She says she mourned, went to therapy, and sometimes allowed herself to grapple with what she fears actually happened to Caylee. She started to read the work of bloggers who took apart her father’s statements, which she said made her think more clearly about what took place.
In the documentary, Casey watches footage of her daughter’s memorial service for the first time. She had purposely avoided it because she had already been arrested and wasn’t involved in its preparation. Dean said she was careful to check in on Casey’s feelings about the emotional scene. “It’s a dance between us,” she said. “You can’t just inflict this.”
Casey breaks down as she watches it on camera. Standing at a lectern next to his wife, her father speaks about feeling sad that his granddaughter’s death meant strangers won’t get to “smell her hair, smell the sweet sweat when she came in from outside.” He adds, “To get a hug from a small child, that gives me energy like you couldn’t imagine,” he says. (During the pre-trial investigation, psychologist William Weitz described in a deposition George’s comments about his granddaughter at a bizarrely public memorial service as “unusual, and very ‘sensual.’”)

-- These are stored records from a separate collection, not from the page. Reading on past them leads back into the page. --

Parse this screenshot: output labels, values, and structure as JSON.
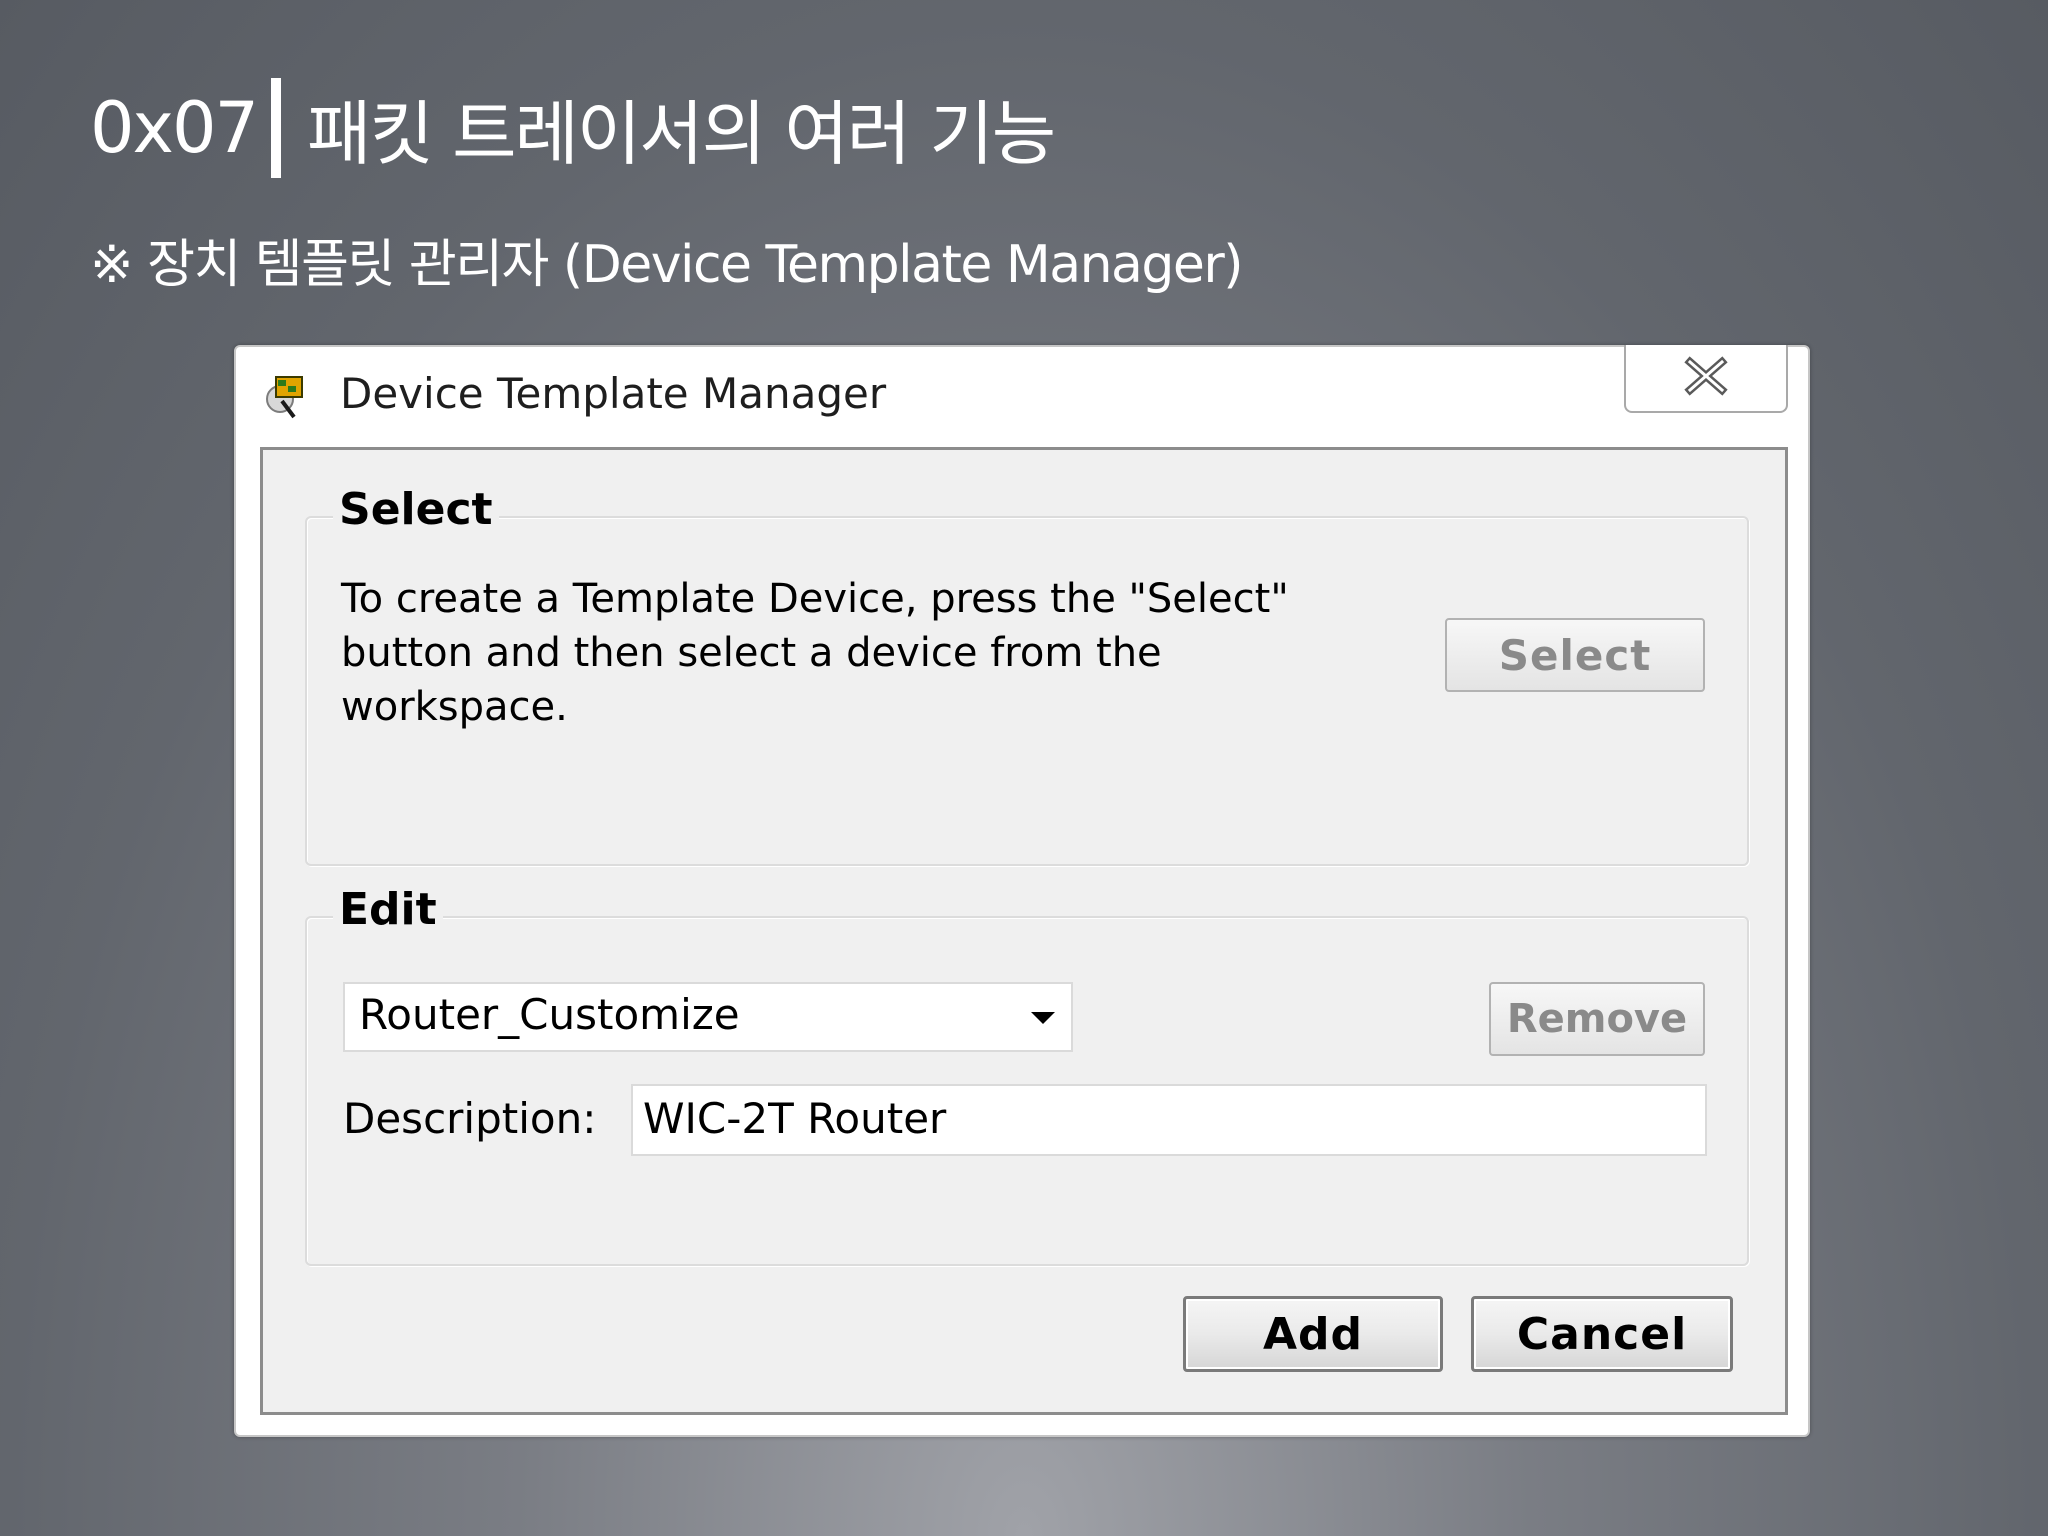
{
  "slide": {
    "number": "0x07",
    "title": "패킷 트레이서의 여러 기능",
    "subtitle": "※ 장치 템플릿 관리자 (Device Template Manager)"
  },
  "dialog": {
    "title": "Device Template Manager",
    "title_icon": "router-template-icon",
    "close_icon": "close-icon",
    "select_group": {
      "legend": "Select",
      "instructions": "To create a Template Device, press the \"Select\" button and then select a device from the workspace.",
      "button_label": "Select"
    },
    "edit_group": {
      "legend": "Edit",
      "template_selected": "Router_Customize",
      "remove_label": "Remove",
      "description_label": "Description:",
      "description_value": "WIC-2T Router"
    },
    "footer": {
      "add_label": "Add",
      "cancel_label": "Cancel"
    }
  }
}
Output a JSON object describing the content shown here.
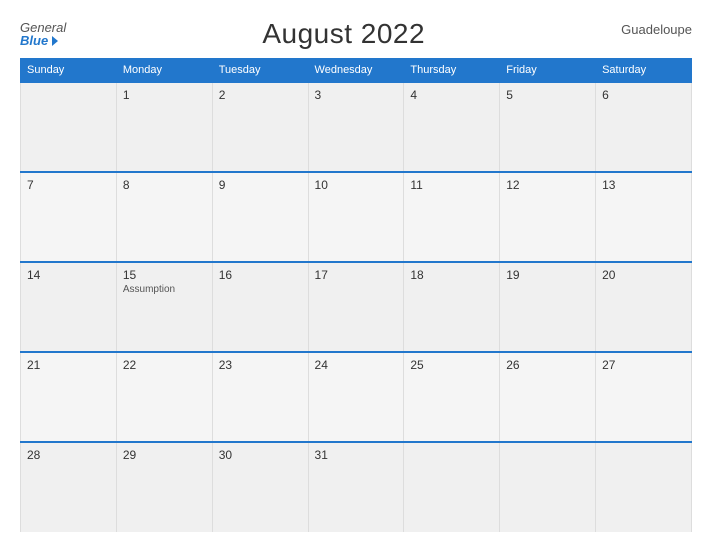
{
  "header": {
    "logo_general": "General",
    "logo_blue": "Blue",
    "title": "August 2022",
    "region": "Guadeloupe"
  },
  "days_header": [
    "Sunday",
    "Monday",
    "Tuesday",
    "Wednesday",
    "Thursday",
    "Friday",
    "Saturday"
  ],
  "weeks": [
    [
      {
        "day": "",
        "holiday": ""
      },
      {
        "day": "1",
        "holiday": ""
      },
      {
        "day": "2",
        "holiday": ""
      },
      {
        "day": "3",
        "holiday": ""
      },
      {
        "day": "4",
        "holiday": ""
      },
      {
        "day": "5",
        "holiday": ""
      },
      {
        "day": "6",
        "holiday": ""
      }
    ],
    [
      {
        "day": "7",
        "holiday": ""
      },
      {
        "day": "8",
        "holiday": ""
      },
      {
        "day": "9",
        "holiday": ""
      },
      {
        "day": "10",
        "holiday": ""
      },
      {
        "day": "11",
        "holiday": ""
      },
      {
        "day": "12",
        "holiday": ""
      },
      {
        "day": "13",
        "holiday": ""
      }
    ],
    [
      {
        "day": "14",
        "holiday": ""
      },
      {
        "day": "15",
        "holiday": "Assumption"
      },
      {
        "day": "16",
        "holiday": ""
      },
      {
        "day": "17",
        "holiday": ""
      },
      {
        "day": "18",
        "holiday": ""
      },
      {
        "day": "19",
        "holiday": ""
      },
      {
        "day": "20",
        "holiday": ""
      }
    ],
    [
      {
        "day": "21",
        "holiday": ""
      },
      {
        "day": "22",
        "holiday": ""
      },
      {
        "day": "23",
        "holiday": ""
      },
      {
        "day": "24",
        "holiday": ""
      },
      {
        "day": "25",
        "holiday": ""
      },
      {
        "day": "26",
        "holiday": ""
      },
      {
        "day": "27",
        "holiday": ""
      }
    ],
    [
      {
        "day": "28",
        "holiday": ""
      },
      {
        "day": "29",
        "holiday": ""
      },
      {
        "day": "30",
        "holiday": ""
      },
      {
        "day": "31",
        "holiday": ""
      },
      {
        "day": "",
        "holiday": ""
      },
      {
        "day": "",
        "holiday": ""
      },
      {
        "day": "",
        "holiday": ""
      }
    ]
  ]
}
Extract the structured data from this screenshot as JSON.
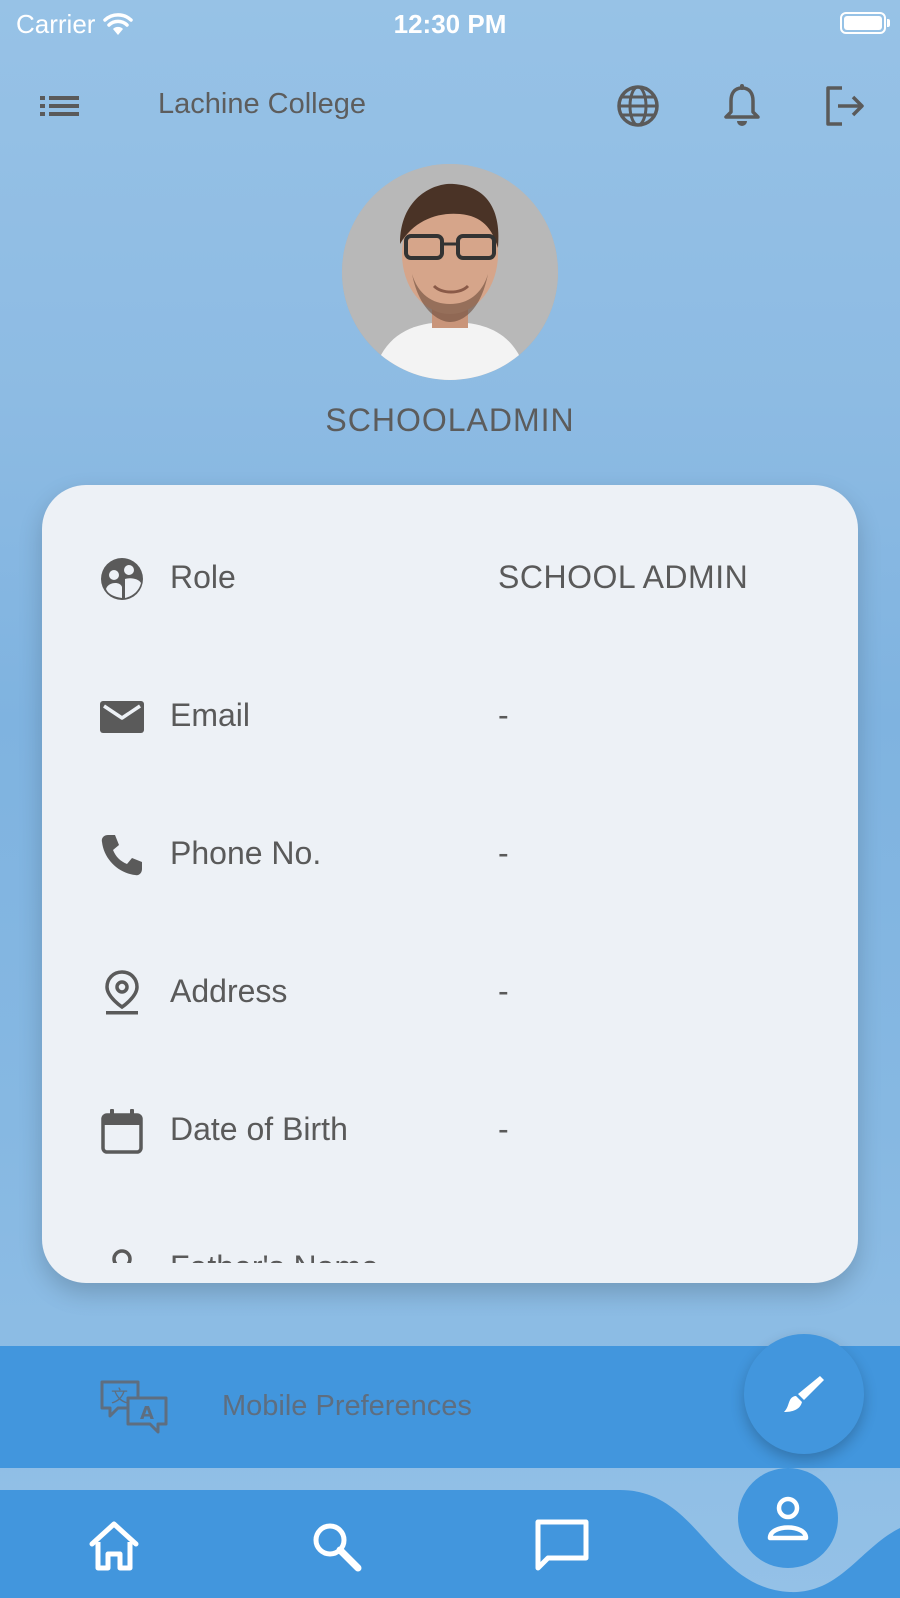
{
  "status_bar": {
    "carrier": "Carrier",
    "time": "12:30 PM"
  },
  "header": {
    "title": "Lachine College",
    "icons": [
      "menu-icon",
      "globe-icon",
      "bell-icon",
      "logout-icon"
    ]
  },
  "profile": {
    "username": "SCHOOLADMIN"
  },
  "details": {
    "role": {
      "label": "Role",
      "value": "SCHOOL ADMIN",
      "icon": "role-icon"
    },
    "email": {
      "label": "Email",
      "value": "-",
      "icon": "email-icon"
    },
    "phone": {
      "label": "Phone No.",
      "value": "-",
      "icon": "phone-icon"
    },
    "address": {
      "label": "Address",
      "value": "-",
      "icon": "location-icon"
    },
    "dob": {
      "label": "Date of Birth",
      "value": "-",
      "icon": "calendar-icon"
    },
    "partial": {
      "label": "Father's Name",
      "icon": "person-icon"
    }
  },
  "preferences": {
    "label": "Mobile Preferences",
    "icon": "translate-icon"
  },
  "bottom_nav": {
    "items": [
      "home-icon",
      "search-icon",
      "chat-icon",
      "profile-icon"
    ]
  },
  "colors": {
    "accent": "#4296dd",
    "card": "#edf1f6",
    "text": "#5a5a5a"
  }
}
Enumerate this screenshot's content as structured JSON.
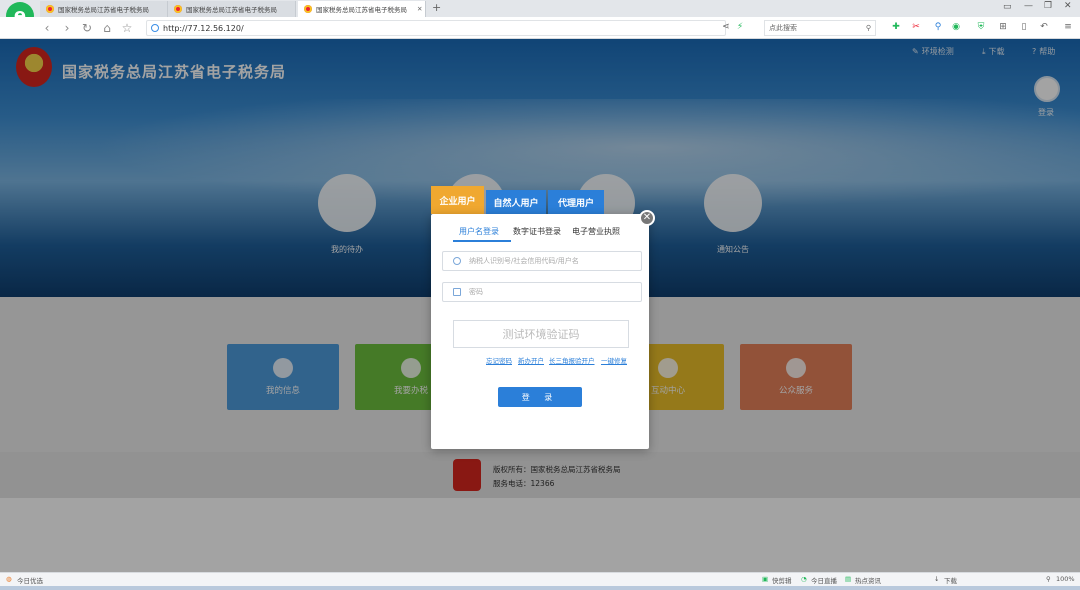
{
  "browser": {
    "tabs": [
      {
        "title": "国家税务总局江苏省电子税务局",
        "active": false
      },
      {
        "title": "国家税务总局江苏省电子税务局",
        "active": false
      },
      {
        "title": "国家税务总局江苏省电子税务局",
        "active": true
      }
    ],
    "close_tab": "✕",
    "new_tab": "+",
    "url": "http://77.12.56.120/",
    "search_placeholder": "点此搜索"
  },
  "site": {
    "title": "国家税务总局江苏省电子税务局",
    "nav": {
      "env_check": "环境检测",
      "download": "下载",
      "help": "帮助"
    },
    "login_label": "登录",
    "circles": [
      {
        "label": "我的待办"
      },
      {
        "label": ""
      },
      {
        "label": ""
      },
      {
        "label": "通知公告"
      }
    ],
    "tiles": [
      {
        "label": "我的信息",
        "color": "#4e9bdb"
      },
      {
        "label": "我要办税",
        "color": "#6cbf3d"
      },
      {
        "label": "互动中心",
        "color": "#e9bd29"
      },
      {
        "label": "公众服务",
        "color": "#e5805a"
      }
    ],
    "footer": {
      "copyright": "版权所有：国家税务总局江苏省税务局",
      "phone": "服务电话：12366"
    }
  },
  "modal": {
    "user_tabs": [
      {
        "label": "企业用户",
        "color": "#f0a830"
      },
      {
        "label": "自然人用户",
        "color": "#2b7fd9"
      },
      {
        "label": "代理用户",
        "color": "#2b7fd9"
      }
    ],
    "sub_tabs": [
      "用户名登录",
      "数字证书登录",
      "电子营业执照"
    ],
    "username_placeholder": "纳税人识别号/社会信用代码/用户名",
    "password_placeholder": "密码",
    "captcha_text": "测试环境验证码",
    "links": [
      "忘记密码",
      "新办开户",
      "长三角报验开户",
      "一键修复"
    ],
    "login_button": "登 录",
    "close": "✕"
  },
  "statusbar": {
    "left": "今日优选",
    "items": [
      "快剪辑",
      "今日直播",
      "热点资讯",
      "下载"
    ],
    "zoom": "100%"
  }
}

“That scared little girl,” Casey says — it’s not quite clear if she’s talking about herself or her daughter.
In the documentary, Casey says her mother refuses to give her her daughter’s ashes, but the two still talk occasionally; Cindy and George are still together. “Casey does talk to her mom and her brother,” Dean told me. “She doesn't talk to them often, and I wouldn't call their relationship close, but they do communicate.”
She’s now a legal assistant to McKenna and mostly makes her living in accounting work. “It’s a small life, you know,” Dean said about Casey’s current existence. “She has a close friend, she has the people she trusts.” Many people in Where the Truth Lies point out how physically small Casey is. In real life, Dean says, people often tell Casey she looks like a tiny Casey Anthony, startled by the reality, as compared to the enormous images projected of her on screens.
“I felt by the end of the project that I had witnessed somebody revisit and process some pretty awful memories and trauma,” Dean said. “I thought that where she got into was a place of greater understanding of what she thought had happened. But I think the process caused her a lot of agony.”
Dean said the two have stayed in touch. “For Casey, in the end, she personally has come to the place where she feels like it has been helpful, which means a lot to me.”
In one of the more resonant scenes in the series, she and Dean visit her old house, the one where so much happened, but also where she raised her daughter. “That scared little girl,” Casey says — it’s not quite clear if she’s talking about herself or her daughter. “Part of me will always, always be trapped here.” ●